* [What to produce]: Lines holding the string "bookmark" are the ones to copy from this listing.

* [Available records]:
::::

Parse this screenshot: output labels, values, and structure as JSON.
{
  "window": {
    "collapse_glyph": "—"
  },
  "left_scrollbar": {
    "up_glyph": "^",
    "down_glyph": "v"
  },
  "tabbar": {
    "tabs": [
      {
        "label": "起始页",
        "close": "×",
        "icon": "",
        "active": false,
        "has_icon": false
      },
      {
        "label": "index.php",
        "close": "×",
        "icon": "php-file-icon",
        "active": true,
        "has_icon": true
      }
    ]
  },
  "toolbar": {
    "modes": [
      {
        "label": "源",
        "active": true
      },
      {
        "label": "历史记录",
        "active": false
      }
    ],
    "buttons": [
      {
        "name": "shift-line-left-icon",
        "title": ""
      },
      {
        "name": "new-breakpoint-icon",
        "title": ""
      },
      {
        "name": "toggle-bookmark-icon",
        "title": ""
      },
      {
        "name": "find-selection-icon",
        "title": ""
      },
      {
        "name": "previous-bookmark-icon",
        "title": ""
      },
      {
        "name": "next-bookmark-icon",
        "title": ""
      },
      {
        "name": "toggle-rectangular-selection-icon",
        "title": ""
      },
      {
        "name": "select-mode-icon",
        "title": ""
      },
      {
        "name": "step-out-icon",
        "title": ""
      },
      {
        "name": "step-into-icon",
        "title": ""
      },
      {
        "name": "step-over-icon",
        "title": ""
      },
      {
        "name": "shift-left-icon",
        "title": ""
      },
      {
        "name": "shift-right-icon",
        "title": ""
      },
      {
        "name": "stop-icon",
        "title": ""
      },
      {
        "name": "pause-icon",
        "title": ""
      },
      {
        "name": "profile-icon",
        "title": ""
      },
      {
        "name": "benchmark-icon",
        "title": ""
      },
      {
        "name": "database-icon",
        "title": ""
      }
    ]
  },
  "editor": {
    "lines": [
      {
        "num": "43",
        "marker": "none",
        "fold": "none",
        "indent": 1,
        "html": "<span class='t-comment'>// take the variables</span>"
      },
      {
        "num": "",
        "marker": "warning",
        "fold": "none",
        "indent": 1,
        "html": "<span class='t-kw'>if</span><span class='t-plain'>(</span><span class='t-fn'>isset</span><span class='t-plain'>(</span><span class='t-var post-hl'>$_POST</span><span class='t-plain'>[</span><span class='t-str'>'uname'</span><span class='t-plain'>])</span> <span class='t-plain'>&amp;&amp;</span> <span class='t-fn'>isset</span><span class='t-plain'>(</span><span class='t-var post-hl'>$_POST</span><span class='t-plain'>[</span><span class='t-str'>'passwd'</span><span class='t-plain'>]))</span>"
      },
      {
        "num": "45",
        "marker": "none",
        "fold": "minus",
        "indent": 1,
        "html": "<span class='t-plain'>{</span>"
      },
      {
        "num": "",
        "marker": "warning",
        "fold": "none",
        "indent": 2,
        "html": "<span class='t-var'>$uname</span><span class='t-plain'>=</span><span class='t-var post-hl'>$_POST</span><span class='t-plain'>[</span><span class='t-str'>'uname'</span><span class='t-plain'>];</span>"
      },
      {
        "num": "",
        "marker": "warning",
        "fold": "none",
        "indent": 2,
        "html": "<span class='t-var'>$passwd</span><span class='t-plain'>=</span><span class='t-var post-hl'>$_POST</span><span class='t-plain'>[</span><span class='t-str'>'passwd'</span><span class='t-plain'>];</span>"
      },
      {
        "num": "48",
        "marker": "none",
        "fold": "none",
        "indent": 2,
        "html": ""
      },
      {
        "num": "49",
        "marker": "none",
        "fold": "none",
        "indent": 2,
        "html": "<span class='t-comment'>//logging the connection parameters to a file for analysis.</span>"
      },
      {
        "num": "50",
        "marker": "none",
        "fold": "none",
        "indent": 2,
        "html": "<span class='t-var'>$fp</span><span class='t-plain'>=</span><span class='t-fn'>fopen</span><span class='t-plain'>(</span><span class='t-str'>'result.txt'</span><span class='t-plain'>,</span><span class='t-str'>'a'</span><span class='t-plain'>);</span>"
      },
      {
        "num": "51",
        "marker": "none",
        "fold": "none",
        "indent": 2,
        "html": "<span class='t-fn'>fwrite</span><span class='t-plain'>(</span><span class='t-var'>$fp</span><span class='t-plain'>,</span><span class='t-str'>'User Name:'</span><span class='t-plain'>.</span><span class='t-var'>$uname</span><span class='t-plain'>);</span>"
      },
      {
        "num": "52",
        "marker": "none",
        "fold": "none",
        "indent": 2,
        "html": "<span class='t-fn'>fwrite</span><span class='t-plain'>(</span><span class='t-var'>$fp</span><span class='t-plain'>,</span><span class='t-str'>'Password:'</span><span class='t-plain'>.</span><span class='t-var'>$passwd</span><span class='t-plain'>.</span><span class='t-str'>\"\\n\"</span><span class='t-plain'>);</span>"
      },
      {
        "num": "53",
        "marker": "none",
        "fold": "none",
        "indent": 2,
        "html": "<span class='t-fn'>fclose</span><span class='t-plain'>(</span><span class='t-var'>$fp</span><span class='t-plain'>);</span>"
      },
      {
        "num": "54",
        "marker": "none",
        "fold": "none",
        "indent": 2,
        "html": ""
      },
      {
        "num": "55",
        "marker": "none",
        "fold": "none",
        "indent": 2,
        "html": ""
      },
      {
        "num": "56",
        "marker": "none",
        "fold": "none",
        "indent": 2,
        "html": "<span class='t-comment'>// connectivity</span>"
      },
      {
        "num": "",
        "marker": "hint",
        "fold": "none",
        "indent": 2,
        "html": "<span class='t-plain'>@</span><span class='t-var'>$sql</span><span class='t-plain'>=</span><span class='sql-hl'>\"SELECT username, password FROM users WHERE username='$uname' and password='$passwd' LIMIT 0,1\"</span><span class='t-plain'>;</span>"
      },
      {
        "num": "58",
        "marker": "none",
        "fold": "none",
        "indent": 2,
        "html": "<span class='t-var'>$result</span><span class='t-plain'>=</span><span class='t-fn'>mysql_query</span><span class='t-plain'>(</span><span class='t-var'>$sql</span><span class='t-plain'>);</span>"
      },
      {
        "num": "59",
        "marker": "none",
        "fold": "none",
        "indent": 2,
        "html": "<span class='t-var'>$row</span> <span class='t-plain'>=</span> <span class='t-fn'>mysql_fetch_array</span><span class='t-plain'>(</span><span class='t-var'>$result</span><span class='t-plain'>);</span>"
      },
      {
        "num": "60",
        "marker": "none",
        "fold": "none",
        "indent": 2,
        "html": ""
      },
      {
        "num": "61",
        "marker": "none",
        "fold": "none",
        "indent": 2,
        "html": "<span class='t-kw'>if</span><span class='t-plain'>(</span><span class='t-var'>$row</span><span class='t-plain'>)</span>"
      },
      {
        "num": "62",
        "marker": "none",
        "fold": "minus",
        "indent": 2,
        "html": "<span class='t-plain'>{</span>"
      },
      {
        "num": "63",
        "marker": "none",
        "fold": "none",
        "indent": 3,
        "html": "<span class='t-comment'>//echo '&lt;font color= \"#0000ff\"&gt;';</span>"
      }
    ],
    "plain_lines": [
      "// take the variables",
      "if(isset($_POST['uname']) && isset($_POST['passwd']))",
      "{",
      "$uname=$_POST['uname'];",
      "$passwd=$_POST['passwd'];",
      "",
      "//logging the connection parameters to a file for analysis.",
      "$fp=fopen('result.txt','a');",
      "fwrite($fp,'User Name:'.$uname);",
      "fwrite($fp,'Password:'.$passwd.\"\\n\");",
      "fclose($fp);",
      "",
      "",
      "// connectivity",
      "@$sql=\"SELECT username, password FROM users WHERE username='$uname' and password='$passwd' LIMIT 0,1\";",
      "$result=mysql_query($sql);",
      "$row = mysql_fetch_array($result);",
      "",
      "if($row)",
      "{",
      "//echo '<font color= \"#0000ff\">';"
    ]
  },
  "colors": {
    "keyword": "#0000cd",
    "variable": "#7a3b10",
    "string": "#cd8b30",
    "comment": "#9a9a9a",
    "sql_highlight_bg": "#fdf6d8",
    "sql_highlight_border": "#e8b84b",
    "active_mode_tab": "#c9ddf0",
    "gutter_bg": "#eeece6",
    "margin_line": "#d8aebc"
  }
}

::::

* [Task answer]:
        "name": "toggle-bookmark-icon",
        "name": "previous-bookmark-icon",
        "name": "next-bookmark-icon",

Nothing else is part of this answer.